*** Opening of Supplied records ***

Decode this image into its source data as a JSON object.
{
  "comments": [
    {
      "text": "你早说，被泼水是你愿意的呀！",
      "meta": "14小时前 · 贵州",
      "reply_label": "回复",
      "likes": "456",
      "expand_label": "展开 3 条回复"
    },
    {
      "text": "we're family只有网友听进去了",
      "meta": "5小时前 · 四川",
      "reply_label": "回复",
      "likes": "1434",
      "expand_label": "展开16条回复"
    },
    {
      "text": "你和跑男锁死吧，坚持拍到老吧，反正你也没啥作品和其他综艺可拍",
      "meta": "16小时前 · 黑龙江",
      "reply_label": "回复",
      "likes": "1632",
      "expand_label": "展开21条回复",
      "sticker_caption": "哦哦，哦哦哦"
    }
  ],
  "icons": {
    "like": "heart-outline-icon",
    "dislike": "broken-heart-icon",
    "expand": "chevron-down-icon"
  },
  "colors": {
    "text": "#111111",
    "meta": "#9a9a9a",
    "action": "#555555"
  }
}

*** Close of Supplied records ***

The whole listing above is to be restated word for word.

### Result of this task
Decode this image into its source data as a JSON object.
{
  "comments": [
    {
      "text": "你早说，被泼水是你愿意的呀！",
      "meta": "14小时前 · 贵州",
      "reply_label": "回复",
      "likes": "456",
      "expand_label": "展开 3 条回复"
    },
    {
      "text": "we're family只有网友听进去了",
      "meta": "5小时前 · 四川",
      "reply_label": "回复",
      "likes": "1434",
      "expand_label": "展开16条回复"
    },
    {
      "text": "你和跑男锁死吧，坚持拍到老吧，反正你也没啥作品和其他综艺可拍",
      "meta": "16小时前 · 黑龙江",
      "reply_label": "回复",
      "likes": "1632",
      "expand_label": "展开21条回复",
      "sticker_caption": "哦哦，哦哦哦"
    }
  ],
  "icons": {
    "like": "heart-outline-icon",
    "dislike": "broken-heart-icon",
    "expand": "chevron-down-icon"
  },
  "colors": {
    "text": "#111111",
    "meta": "#9a9a9a",
    "action": "#555555"
  }
}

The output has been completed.